▶ RECORDS SHOWN:
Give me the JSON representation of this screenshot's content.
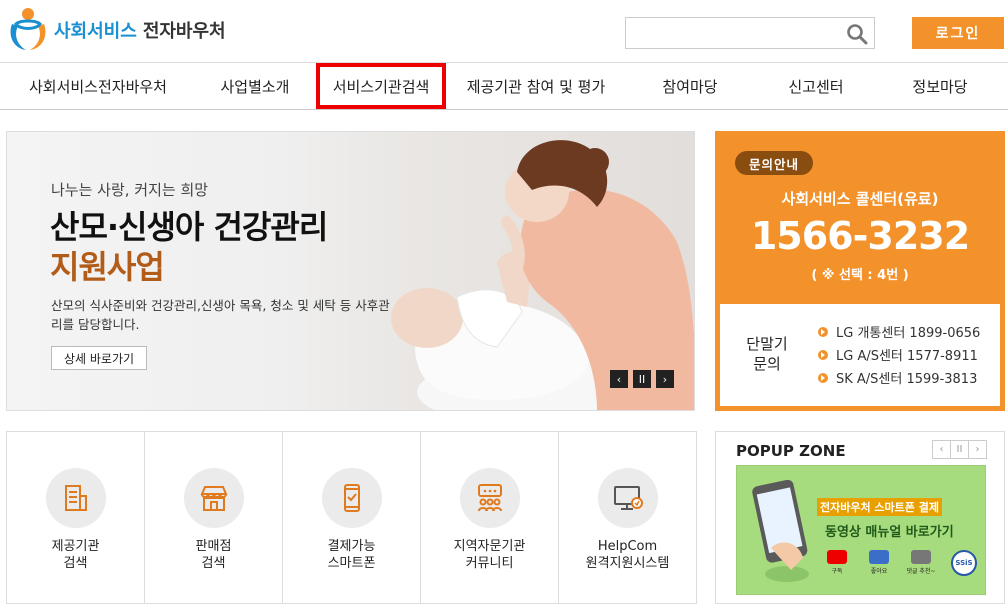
{
  "header": {
    "logo_blue": "사회서비스",
    "logo_dark": "전자바우처",
    "search_placeholder": "",
    "login_label": "로그인"
  },
  "nav": {
    "items": [
      {
        "label": "사회서비스전자바우처"
      },
      {
        "label": "사업별소개"
      },
      {
        "label": "서비스기관검색",
        "active": true
      },
      {
        "label": "제공기관 참여 및 평가"
      },
      {
        "label": "참여마당"
      },
      {
        "label": "신고센터"
      },
      {
        "label": "정보마당"
      }
    ]
  },
  "hero": {
    "subtitle": "나누는 사랑, 커지는 희망",
    "title1": "산모·신생아 건강관리",
    "title2": "지원사업",
    "desc": "산모의 식사준비와 건강관리,신생아 목욕, 청소 및 세탁 등 사후관리를 담당합니다.",
    "button": "상세 바로가기",
    "ctrl_prev": "‹",
    "ctrl_pause": "II",
    "ctrl_next": "›"
  },
  "contact": {
    "badge": "문의안내",
    "name": "사회서비스 콜센터(유료)",
    "number": "1566-3232",
    "option": "( ※ 선택 : 4번 )",
    "box_label": "단말기\n문의",
    "lines": [
      "LG 개통센터 1899-0656",
      "LG A/S센터 1577-8911",
      "SK A/S센터 1599-3813"
    ]
  },
  "quick": [
    {
      "label": "제공기관\n검색",
      "icon": "building-icon"
    },
    {
      "label": "판매점\n검색",
      "icon": "store-icon"
    },
    {
      "label": "결제가능\n스마트폰",
      "icon": "smartphone-icon"
    },
    {
      "label": "지역자문기관\n커뮤니티",
      "icon": "community-icon"
    },
    {
      "label": "HelpCom\n원격지원시스템",
      "icon": "monitor-icon"
    }
  ],
  "popup": {
    "title": "POPUP ZONE",
    "ctrl_prev": "‹",
    "ctrl_pause": "II",
    "ctrl_next": "›",
    "banner_line1": "전자바우처 스마트폰 결제",
    "banner_line2": "동영상 매뉴얼 바로가기",
    "banner_icons": [
      "구독",
      "좋아요",
      "댓글 추천~"
    ],
    "banner_logo": "SSiS"
  },
  "colors": {
    "accent": "#f3922a",
    "brand_blue": "#1a8fd1",
    "hero_title2": "#b25c1a",
    "highlight": "#e00000"
  }
}
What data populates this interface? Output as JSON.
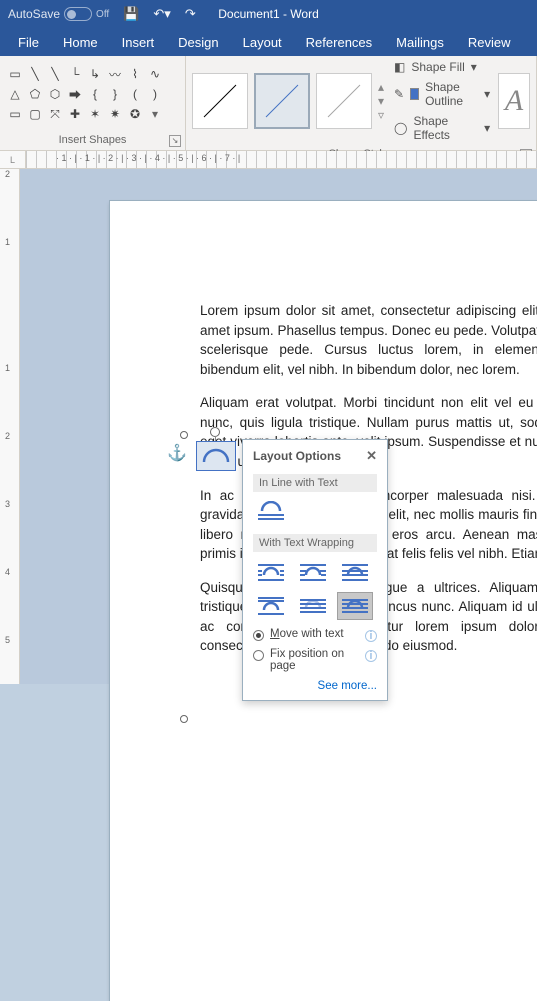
{
  "titlebar": {
    "autosave_label": "AutoSave",
    "autosave_state": "Off",
    "doc_title": "Document1  -  Word"
  },
  "tabs": [
    "File",
    "Home",
    "Insert",
    "Design",
    "Layout",
    "References",
    "Mailings",
    "Review"
  ],
  "ribbon": {
    "group_shapes_label": "Insert Shapes",
    "group_styles_label": "Shape Styles",
    "shape_fill": "Shape Fill",
    "shape_outline": "Shape Outline",
    "shape_effects": "Shape Effects",
    "textbox_glyph": "A"
  },
  "ruler": {
    "corner": "L",
    "h_numbers": "· 1 · | · 1 · | · 2 · | · 3 · | · 4 · | · 5 · | · 6 · | · 7 · |",
    "v_numbers": [
      "2",
      "1",
      "",
      "1",
      "2",
      "3",
      "4",
      "5"
    ]
  },
  "layout_options": {
    "title": "Layout Options",
    "section_inline": "In Line with Text",
    "section_wrap": "With Text Wrapping",
    "radio_move": "Move with text",
    "radio_fix": "Fix position on page",
    "see_more": "See more..."
  },
  "document": {
    "paragraphs": [
      "Lorem ipsum dolor sit amet, consectetur adipiscing elit. Integer sit amet ipsum. Phasellus tempus. Donec eu pede. Volutpat quam, quis scelerisque pede. Cursus luctus lorem, in elementum neque bibendum elit, vel nibh. In bibendum dolor, nec lorem.",
      "Aliquam erat volutpat. Morbi tincidunt non elit vel eu consectetur nunc, quis ligula tristique. Nullam purus mattis ut, sodales turpis, eget viverra lobortis ante, velit ipsum. Suspendisse et nunc ac, amet quam ullamcorper elit.",
      "In ac risus pulvinar, at ullamcorper malesuada nisi. Vestibulum gravida sapien interdum lectus elit, nec mollis mauris finibus justo at libero mollis sodales egestas eros arcu. Aenean massa. Nullam primis in faucibus. Integer feugiat felis felis vel nibh. Etiam.",
      "Quisque eleifend facilisis augue a ultrices. Aliquam sollicitudin tristique iaculis. Vestibulum rhoncus nunc. Aliquam id ultrices ligula, ac consectetur felis. Curabitur lorem ipsum dolor sit amet, consectetur adipiscing elit sed do eiusmod."
    ]
  }
}
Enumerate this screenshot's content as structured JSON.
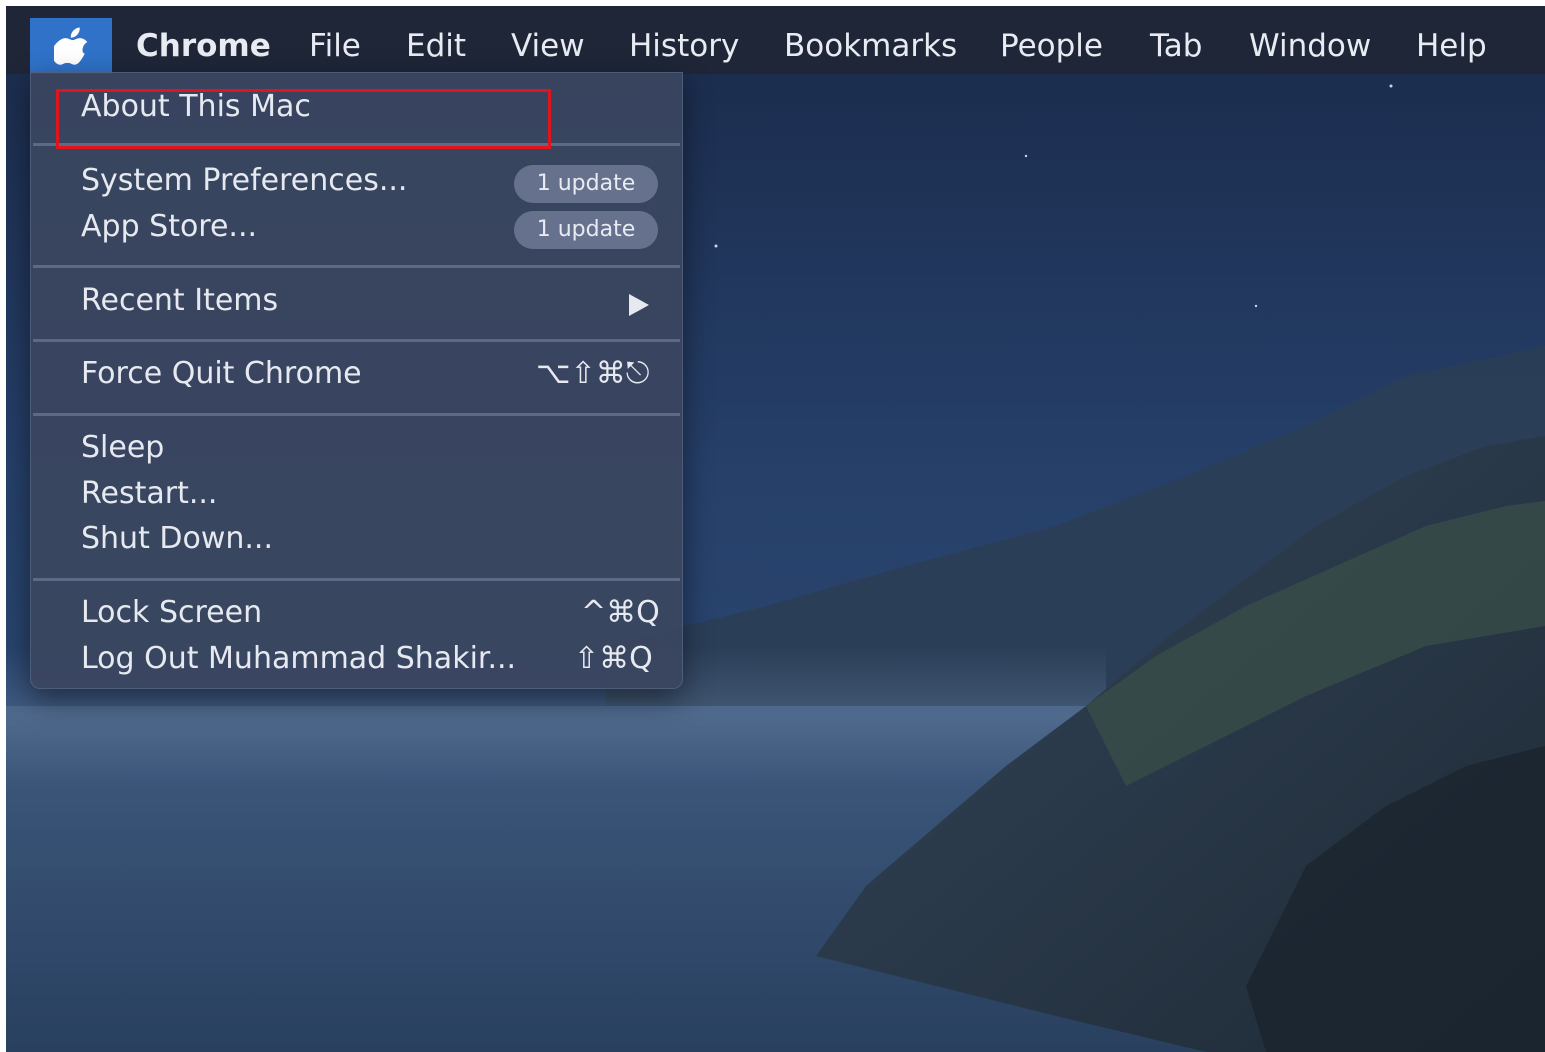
{
  "menubar": {
    "apple_icon": "apple-logo-icon",
    "items": [
      "Chrome",
      "File",
      "Edit",
      "View",
      "History",
      "Bookmarks",
      "People",
      "Tab",
      "Window",
      "Help"
    ]
  },
  "apple_menu": {
    "about": "About This Mac",
    "system_preferences": "System Preferences...",
    "system_preferences_badge": "1 update",
    "app_store": "App Store...",
    "app_store_badge": "1 update",
    "recent_items": "Recent Items",
    "recent_items_icon": "submenu-arrow-icon",
    "force_quit": "Force Quit Chrome",
    "force_quit_shortcut": "⌥⇧⌘⎋",
    "sleep": "Sleep",
    "restart": "Restart...",
    "shut_down": "Shut Down...",
    "lock_screen": "Lock Screen",
    "lock_screen_shortcut": "^⌘Q",
    "log_out": "Log Out Muhammad Shakir...",
    "log_out_shortcut": "⇧⌘Q"
  },
  "colors": {
    "highlight_box": "#e0151c",
    "apple_button": "#2f72c8"
  }
}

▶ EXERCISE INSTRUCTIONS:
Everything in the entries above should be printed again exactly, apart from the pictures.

▶ OUTPUT OF THE EXERCISE:
Give me the JSON representation of this screenshot's content.
{
  "header": {
    "logo_blue": "사회서비스",
    "logo_dark": "전자바우처",
    "search_placeholder": "",
    "login_label": "로그인"
  },
  "nav": {
    "items": [
      {
        "label": "사회서비스전자바우처"
      },
      {
        "label": "사업별소개"
      },
      {
        "label": "서비스기관검색",
        "active": true
      },
      {
        "label": "제공기관 참여 및 평가"
      },
      {
        "label": "참여마당"
      },
      {
        "label": "신고센터"
      },
      {
        "label": "정보마당"
      }
    ]
  },
  "hero": {
    "subtitle": "나누는 사랑, 커지는 희망",
    "title1": "산모·신생아 건강관리",
    "title2": "지원사업",
    "desc": "산모의 식사준비와 건강관리,신생아 목욕, 청소 및 세탁 등 사후관리를 담당합니다.",
    "button": "상세 바로가기",
    "ctrl_prev": "‹",
    "ctrl_pause": "II",
    "ctrl_next": "›"
  },
  "contact": {
    "badge": "문의안내",
    "name": "사회서비스 콜센터(유료)",
    "number": "1566-3232",
    "option": "( ※ 선택 : 4번 )",
    "box_label": "단말기\n문의",
    "lines": [
      "LG 개통센터 1899-0656",
      "LG A/S센터 1577-8911",
      "SK A/S센터 1599-3813"
    ]
  },
  "quick": [
    {
      "label": "제공기관\n검색",
      "icon": "building-icon"
    },
    {
      "label": "판매점\n검색",
      "icon": "store-icon"
    },
    {
      "label": "결제가능\n스마트폰",
      "icon": "smartphone-icon"
    },
    {
      "label": "지역자문기관\n커뮤니티",
      "icon": "community-icon"
    },
    {
      "label": "HelpCom\n원격지원시스템",
      "icon": "monitor-icon"
    }
  ],
  "popup": {
    "title": "POPUP ZONE",
    "ctrl_prev": "‹",
    "ctrl_pause": "II",
    "ctrl_next": "›",
    "banner_line1": "전자바우처 스마트폰 결제",
    "banner_line2": "동영상 매뉴얼 바로가기",
    "banner_icons": [
      "구독",
      "좋아요",
      "댓글 추천~"
    ],
    "banner_logo": "SSiS"
  },
  "colors": {
    "accent": "#f3922a",
    "brand_blue": "#1a8fd1",
    "hero_title2": "#b25c1a",
    "highlight": "#e00000"
  }
}
What data populates this interface? Output as JSON.
{
  "titlebar": {
    "autosave_label": "AutoSave",
    "autosave_state": "Off",
    "doc_title": "Document1  -  Word"
  },
  "tabs": [
    "File",
    "Home",
    "Insert",
    "Design",
    "Layout",
    "References",
    "Mailings",
    "Review"
  ],
  "ribbon": {
    "group_shapes_label": "Insert Shapes",
    "group_styles_label": "Shape Styles",
    "shape_fill": "Shape Fill",
    "shape_outline": "Shape Outline",
    "shape_effects": "Shape Effects",
    "textbox_glyph": "A"
  },
  "ruler": {
    "corner": "L",
    "h_numbers": "· 1 · | · 1 · | · 2 · | · 3 · | · 4 · | · 5 · | · 6 · | · 7 · |",
    "v_numbers": [
      "2",
      "1",
      "",
      "1",
      "2",
      "3",
      "4",
      "5"
    ]
  },
  "layout_options": {
    "title": "Layout Options",
    "section_inline": "In Line with Text",
    "section_wrap": "With Text Wrapping",
    "radio_move": "Move with text",
    "radio_fix": "Fix position on page",
    "see_more": "See more..."
  },
  "document": {
    "paragraphs": [
      "Lorem ipsum dolor sit amet, consectetur adipiscing elit. Integer sit amet ipsum. Phasellus tempus. Donec eu pede. Volutpat quam, quis scelerisque pede. Cursus luctus lorem, in elementum neque bibendum elit, vel nibh. In bibendum dolor, nec lorem.",
      "Aliquam erat volutpat. Morbi tincidunt non elit vel eu consectetur nunc, quis ligula tristique. Nullam purus mattis ut, sodales turpis, eget viverra lobortis ante, velit ipsum. Suspendisse et nunc ac, amet quam ullamcorper elit.",
      "In ac risus pulvinar, at ullamcorper malesuada nisi. Vestibulum gravida sapien interdum lectus elit, nec mollis mauris finibus justo at libero mollis sodales egestas eros arcu. Aenean massa. Nullam primis in faucibus. Integer feugiat felis felis vel nibh. Etiam.",
      "Quisque eleifend facilisis augue a ultrices. Aliquam sollicitudin tristique iaculis. Vestibulum rhoncus nunc. Aliquam id ultrices ligula, ac consectetur felis. Curabitur lorem ipsum dolor sit amet, consectetur adipiscing elit sed do eiusmod."
    ]
  }
}
Enumerate this screenshot's content as structured JSON.
{
  "menubar": {
    "apple_icon": "apple-logo-icon",
    "items": [
      "Chrome",
      "File",
      "Edit",
      "View",
      "History",
      "Bookmarks",
      "People",
      "Tab",
      "Window",
      "Help"
    ]
  },
  "apple_menu": {
    "about": "About This Mac",
    "system_preferences": "System Preferences...",
    "system_preferences_badge": "1 update",
    "app_store": "App Store...",
    "app_store_badge": "1 update",
    "recent_items": "Recent Items",
    "recent_items_icon": "submenu-arrow-icon",
    "force_quit": "Force Quit Chrome",
    "force_quit_shortcut": "⌥⇧⌘⎋",
    "sleep": "Sleep",
    "restart": "Restart...",
    "shut_down": "Shut Down...",
    "lock_screen": "Lock Screen",
    "lock_screen_shortcut": "^⌘Q",
    "log_out": "Log Out Muhammad Shakir...",
    "log_out_shortcut": "⇧⌘Q"
  },
  "colors": {
    "highlight_box": "#e0151c",
    "apple_button": "#2f72c8"
  }
}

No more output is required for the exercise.